*Instructions to follow*
From start to end, write out the following data exactly, apart from its images.

(Interface dataset entries)
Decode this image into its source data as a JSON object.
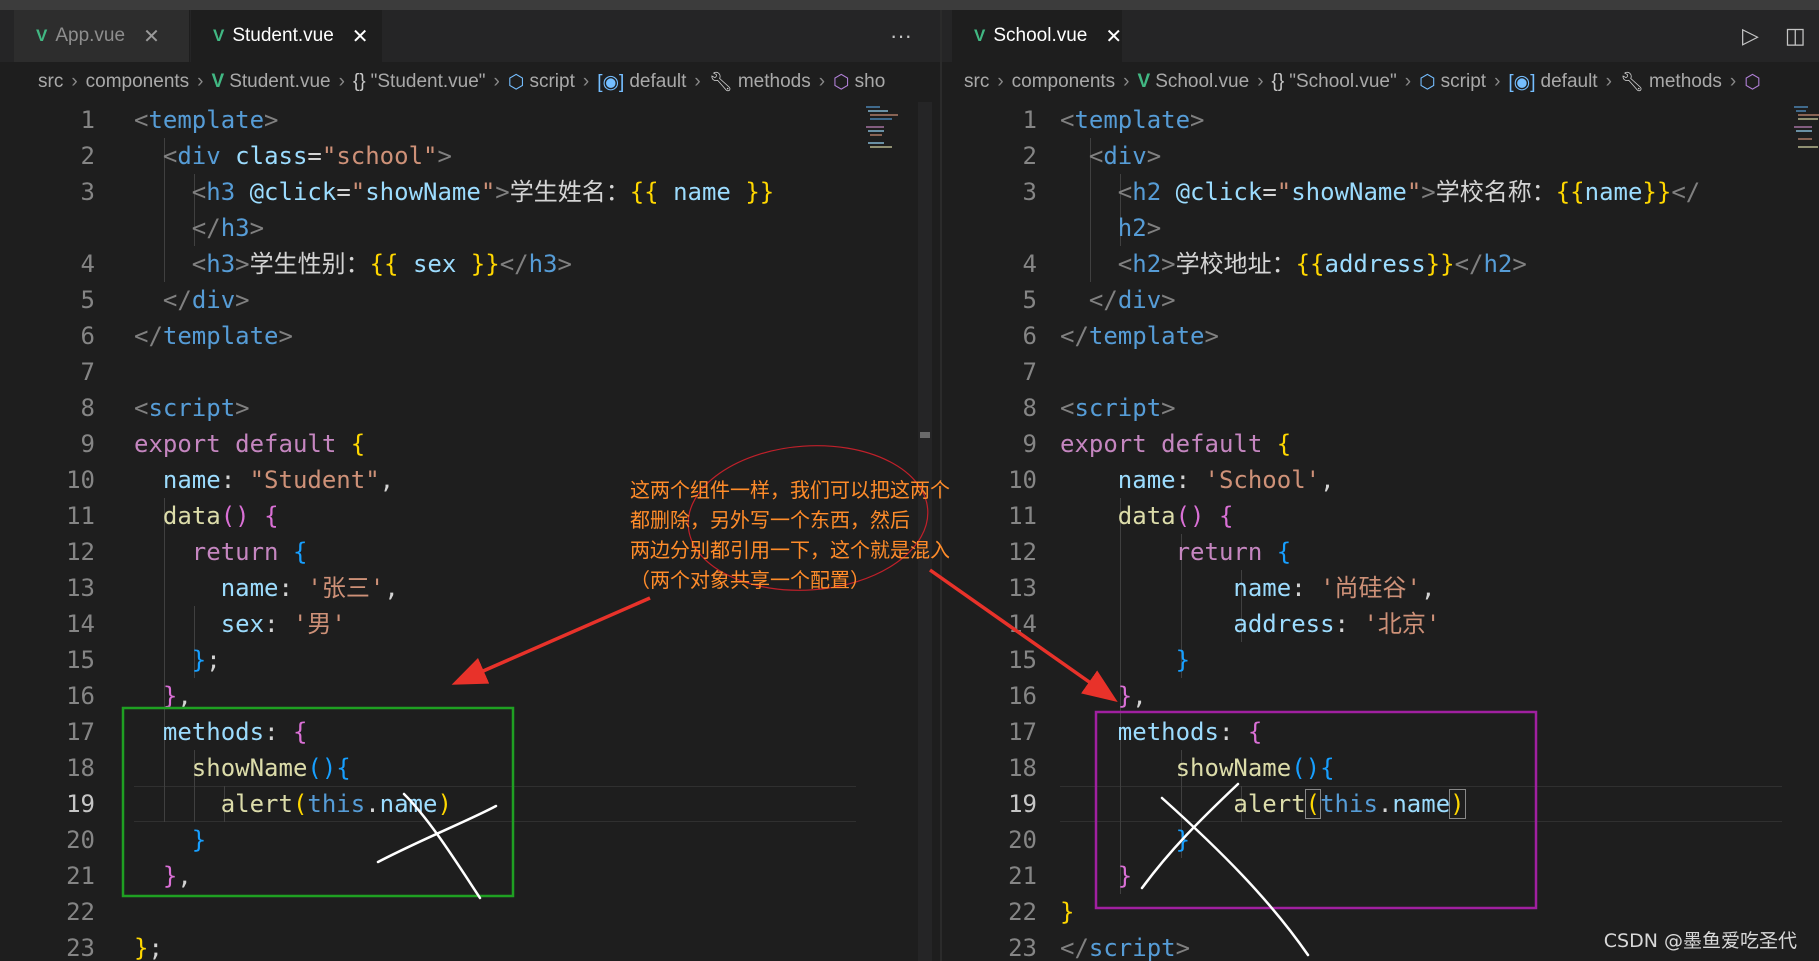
{
  "left": {
    "tabs": [
      {
        "label": "App.vue",
        "active": false
      },
      {
        "label": "Student.vue",
        "active": true
      }
    ],
    "more_actions": "···",
    "breadcrumb": [
      "src",
      "components",
      "Student.vue",
      "\"Student.vue\"",
      "script",
      "default",
      "methods",
      "sho"
    ],
    "lines": [
      {
        "n": "1"
      },
      {
        "n": "2"
      },
      {
        "n": "3"
      },
      {
        "n": ""
      },
      {
        "n": "4"
      },
      {
        "n": "5"
      },
      {
        "n": "6"
      },
      {
        "n": "7"
      },
      {
        "n": "8"
      },
      {
        "n": "9"
      },
      {
        "n": "10"
      },
      {
        "n": "11"
      },
      {
        "n": "12"
      },
      {
        "n": "13"
      },
      {
        "n": "14"
      },
      {
        "n": "15"
      },
      {
        "n": "16"
      },
      {
        "n": "17"
      },
      {
        "n": "18"
      },
      {
        "n": "19"
      },
      {
        "n": "20"
      },
      {
        "n": "21"
      },
      {
        "n": "22"
      },
      {
        "n": "23"
      }
    ],
    "code": {
      "l3_text": "学生姓名：",
      "l4_text": "学生性别：",
      "name_value": "\"Student\"",
      "zhangsan": "'张三'",
      "nan": "'男'"
    }
  },
  "right": {
    "tabs": [
      {
        "label": "School.vue",
        "active": true
      }
    ],
    "breadcrumb": [
      "src",
      "components",
      "School.vue",
      "\"School.vue\"",
      "script",
      "default",
      "methods"
    ],
    "code": {
      "l3_text": "学校名称：",
      "l4_text": "学校地址：",
      "name_value": "'School'",
      "shangguigu": "'尚硅谷'",
      "beijing": "'北京'"
    }
  },
  "annotation": {
    "lines": [
      "这两个组件一样，我们可以把这两个",
      "都删除，另外写一个东西，然后",
      "两边分别都引用一下，这个就是混入",
      "（两个对象共享一个配置）"
    ],
    "colors": {
      "text": "#ff8c2a",
      "arrow": "#e8322a",
      "left_box": "#1fa022",
      "right_box": "#a020a0",
      "circle": "#c0202a"
    }
  },
  "watermark": "CSDN @墨鱼爱吃圣代",
  "colors": {
    "vue_green": "#41b883",
    "editor_bg": "#1e1e1e",
    "tabbar_bg": "#252526"
  },
  "icons": {
    "vue": "vue-file-icon",
    "close": "close-icon",
    "more": "more-actions-icon",
    "run": "run-icon",
    "split": "split-editor-icon"
  }
}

*The completed task*
Decode this image into its source data as a JSON object.
{
  "left": {
    "tabs": [
      {
        "label": "App.vue",
        "active": false
      },
      {
        "label": "Student.vue",
        "active": true
      }
    ],
    "more_actions": "···",
    "breadcrumb": [
      "src",
      "components",
      "Student.vue",
      "\"Student.vue\"",
      "script",
      "default",
      "methods",
      "sho"
    ],
    "lines": [
      {
        "n": "1"
      },
      {
        "n": "2"
      },
      {
        "n": "3"
      },
      {
        "n": ""
      },
      {
        "n": "4"
      },
      {
        "n": "5"
      },
      {
        "n": "6"
      },
      {
        "n": "7"
      },
      {
        "n": "8"
      },
      {
        "n": "9"
      },
      {
        "n": "10"
      },
      {
        "n": "11"
      },
      {
        "n": "12"
      },
      {
        "n": "13"
      },
      {
        "n": "14"
      },
      {
        "n": "15"
      },
      {
        "n": "16"
      },
      {
        "n": "17"
      },
      {
        "n": "18"
      },
      {
        "n": "19"
      },
      {
        "n": "20"
      },
      {
        "n": "21"
      },
      {
        "n": "22"
      },
      {
        "n": "23"
      }
    ],
    "code": {
      "l3_text": "学生姓名：",
      "l4_text": "学生性别：",
      "name_value": "\"Student\"",
      "zhangsan": "'张三'",
      "nan": "'男'"
    }
  },
  "right": {
    "tabs": [
      {
        "label": "School.vue",
        "active": true
      }
    ],
    "breadcrumb": [
      "src",
      "components",
      "School.vue",
      "\"School.vue\"",
      "script",
      "default",
      "methods"
    ],
    "code": {
      "l3_text": "学校名称：",
      "l4_text": "学校地址：",
      "name_value": "'School'",
      "shangguigu": "'尚硅谷'",
      "beijing": "'北京'"
    }
  },
  "annotation": {
    "lines": [
      "这两个组件一样，我们可以把这两个",
      "都删除，另外写一个东西，然后",
      "两边分别都引用一下，这个就是混入",
      "（两个对象共享一个配置）"
    ],
    "colors": {
      "text": "#ff8c2a",
      "arrow": "#e8322a",
      "left_box": "#1fa022",
      "right_box": "#a020a0",
      "circle": "#c0202a"
    }
  },
  "watermark": "CSDN @墨鱼爱吃圣代",
  "colors": {
    "vue_green": "#41b883",
    "editor_bg": "#1e1e1e",
    "tabbar_bg": "#252526"
  },
  "icons": {
    "vue": "vue-file-icon",
    "close": "close-icon",
    "more": "more-actions-icon",
    "run": "run-icon",
    "split": "split-editor-icon"
  }
}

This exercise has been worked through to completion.